→ Task to complete
Every record must be repeated exactly, with no omission.

[Data extracted from a collection]
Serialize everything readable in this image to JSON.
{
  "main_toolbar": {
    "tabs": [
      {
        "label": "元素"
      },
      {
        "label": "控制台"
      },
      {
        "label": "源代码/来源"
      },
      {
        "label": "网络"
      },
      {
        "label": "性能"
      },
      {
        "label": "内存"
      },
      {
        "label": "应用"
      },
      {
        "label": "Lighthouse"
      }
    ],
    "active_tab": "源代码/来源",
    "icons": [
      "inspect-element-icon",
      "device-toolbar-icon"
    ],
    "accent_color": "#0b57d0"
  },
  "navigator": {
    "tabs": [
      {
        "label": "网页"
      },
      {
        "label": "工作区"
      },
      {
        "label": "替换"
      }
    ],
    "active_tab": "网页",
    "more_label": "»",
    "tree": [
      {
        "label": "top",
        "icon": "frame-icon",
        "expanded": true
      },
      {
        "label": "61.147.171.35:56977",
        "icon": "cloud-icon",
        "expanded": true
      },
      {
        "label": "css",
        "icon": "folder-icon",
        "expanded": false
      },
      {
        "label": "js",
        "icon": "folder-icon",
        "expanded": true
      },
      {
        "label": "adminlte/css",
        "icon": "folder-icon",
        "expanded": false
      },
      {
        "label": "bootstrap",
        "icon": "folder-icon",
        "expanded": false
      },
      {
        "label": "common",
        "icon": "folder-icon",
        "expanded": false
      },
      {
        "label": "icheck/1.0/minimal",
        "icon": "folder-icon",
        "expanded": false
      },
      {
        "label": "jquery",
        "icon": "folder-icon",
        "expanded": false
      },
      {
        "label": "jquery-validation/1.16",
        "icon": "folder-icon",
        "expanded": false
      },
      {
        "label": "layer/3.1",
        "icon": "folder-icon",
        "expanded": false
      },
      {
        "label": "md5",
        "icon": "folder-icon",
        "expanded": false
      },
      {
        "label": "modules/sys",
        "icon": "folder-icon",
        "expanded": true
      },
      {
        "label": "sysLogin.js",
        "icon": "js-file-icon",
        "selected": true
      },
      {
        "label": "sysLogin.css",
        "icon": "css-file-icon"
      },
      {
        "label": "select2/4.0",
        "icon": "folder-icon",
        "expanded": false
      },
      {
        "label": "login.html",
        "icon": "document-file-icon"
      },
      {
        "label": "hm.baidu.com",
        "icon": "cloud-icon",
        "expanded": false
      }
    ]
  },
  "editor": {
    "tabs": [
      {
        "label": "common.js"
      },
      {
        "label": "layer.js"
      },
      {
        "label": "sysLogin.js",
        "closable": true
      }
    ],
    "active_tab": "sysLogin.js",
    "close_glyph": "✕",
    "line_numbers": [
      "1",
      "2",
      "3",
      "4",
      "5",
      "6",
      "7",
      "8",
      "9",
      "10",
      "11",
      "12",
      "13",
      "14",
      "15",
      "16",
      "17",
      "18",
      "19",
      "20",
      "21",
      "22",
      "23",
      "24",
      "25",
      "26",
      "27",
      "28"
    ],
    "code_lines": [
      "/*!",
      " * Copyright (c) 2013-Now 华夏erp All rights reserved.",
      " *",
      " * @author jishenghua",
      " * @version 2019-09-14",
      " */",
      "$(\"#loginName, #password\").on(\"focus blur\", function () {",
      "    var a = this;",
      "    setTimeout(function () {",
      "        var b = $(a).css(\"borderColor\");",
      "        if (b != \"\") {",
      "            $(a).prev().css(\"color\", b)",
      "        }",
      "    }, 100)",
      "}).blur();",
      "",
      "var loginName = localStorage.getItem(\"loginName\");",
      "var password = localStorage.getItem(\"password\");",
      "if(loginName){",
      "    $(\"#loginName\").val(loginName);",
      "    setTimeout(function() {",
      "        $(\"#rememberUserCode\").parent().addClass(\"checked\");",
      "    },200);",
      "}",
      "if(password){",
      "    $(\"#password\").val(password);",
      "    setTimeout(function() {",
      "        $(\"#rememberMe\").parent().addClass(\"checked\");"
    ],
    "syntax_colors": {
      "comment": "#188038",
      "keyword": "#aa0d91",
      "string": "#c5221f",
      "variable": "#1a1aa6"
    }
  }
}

→ Output for this task
Serialize everything readable in this image to JSON.
{
  "main_toolbar": {
    "tabs": [
      {
        "label": "元素"
      },
      {
        "label": "控制台"
      },
      {
        "label": "源代码/来源"
      },
      {
        "label": "网络"
      },
      {
        "label": "性能"
      },
      {
        "label": "内存"
      },
      {
        "label": "应用"
      },
      {
        "label": "Lighthouse"
      }
    ],
    "active_tab": "源代码/来源",
    "icons": [
      "inspect-element-icon",
      "device-toolbar-icon"
    ],
    "accent_color": "#0b57d0"
  },
  "navigator": {
    "tabs": [
      {
        "label": "网页"
      },
      {
        "label": "工作区"
      },
      {
        "label": "替换"
      }
    ],
    "active_tab": "网页",
    "more_label": "»",
    "tree": [
      {
        "label": "top",
        "icon": "frame-icon",
        "expanded": true
      },
      {
        "label": "61.147.171.35:56977",
        "icon": "cloud-icon",
        "expanded": true
      },
      {
        "label": "css",
        "icon": "folder-icon",
        "expanded": false
      },
      {
        "label": "js",
        "icon": "folder-icon",
        "expanded": true
      },
      {
        "label": "adminlte/css",
        "icon": "folder-icon",
        "expanded": false
      },
      {
        "label": "bootstrap",
        "icon": "folder-icon",
        "expanded": false
      },
      {
        "label": "common",
        "icon": "folder-icon",
        "expanded": false
      },
      {
        "label": "icheck/1.0/minimal",
        "icon": "folder-icon",
        "expanded": false
      },
      {
        "label": "jquery",
        "icon": "folder-icon",
        "expanded": false
      },
      {
        "label": "jquery-validation/1.16",
        "icon": "folder-icon",
        "expanded": false
      },
      {
        "label": "layer/3.1",
        "icon": "folder-icon",
        "expanded": false
      },
      {
        "label": "md5",
        "icon": "folder-icon",
        "expanded": false
      },
      {
        "label": "modules/sys",
        "icon": "folder-icon",
        "expanded": true
      },
      {
        "label": "sysLogin.js",
        "icon": "js-file-icon",
        "selected": true
      },
      {
        "label": "sysLogin.css",
        "icon": "css-file-icon"
      },
      {
        "label": "select2/4.0",
        "icon": "folder-icon",
        "expanded": false
      },
      {
        "label": "login.html",
        "icon": "document-file-icon"
      },
      {
        "label": "hm.baidu.com",
        "icon": "cloud-icon",
        "expanded": false
      }
    ]
  },
  "editor": {
    "tabs": [
      {
        "label": "common.js"
      },
      {
        "label": "layer.js"
      },
      {
        "label": "sysLogin.js",
        "closable": true
      }
    ],
    "active_tab": "sysLogin.js",
    "close_glyph": "✕",
    "line_numbers": [
      "1",
      "2",
      "3",
      "4",
      "5",
      "6",
      "7",
      "8",
      "9",
      "10",
      "11",
      "12",
      "13",
      "14",
      "15",
      "16",
      "17",
      "18",
      "19",
      "20",
      "21",
      "22",
      "23",
      "24",
      "25",
      "26",
      "27",
      "28"
    ],
    "code_lines": [
      "/*!",
      " * Copyright (c) 2013-Now 华夏erp All rights reserved.",
      " *",
      " * @author jishenghua",
      " * @version 2019-09-14",
      " */",
      "$(\"#loginName, #password\").on(\"focus blur\", function () {",
      "    var a = this;",
      "    setTimeout(function () {",
      "        var b = $(a).css(\"borderColor\");",
      "        if (b != \"\") {",
      "            $(a).prev().css(\"color\", b)",
      "        }",
      "    }, 100)",
      "}).blur();",
      "",
      "var loginName = localStorage.getItem(\"loginName\");",
      "var password = localStorage.getItem(\"password\");",
      "if(loginName){",
      "    $(\"#loginName\").val(loginName);",
      "    setTimeout(function() {",
      "        $(\"#rememberUserCode\").parent().addClass(\"checked\");",
      "    },200);",
      "}",
      "if(password){",
      "    $(\"#password\").val(password);",
      "    setTimeout(function() {",
      "        $(\"#rememberMe\").parent().addClass(\"checked\");"
    ],
    "syntax_colors": {
      "comment": "#188038",
      "keyword": "#aa0d91",
      "string": "#c5221f",
      "variable": "#1a1aa6"
    }
  }
}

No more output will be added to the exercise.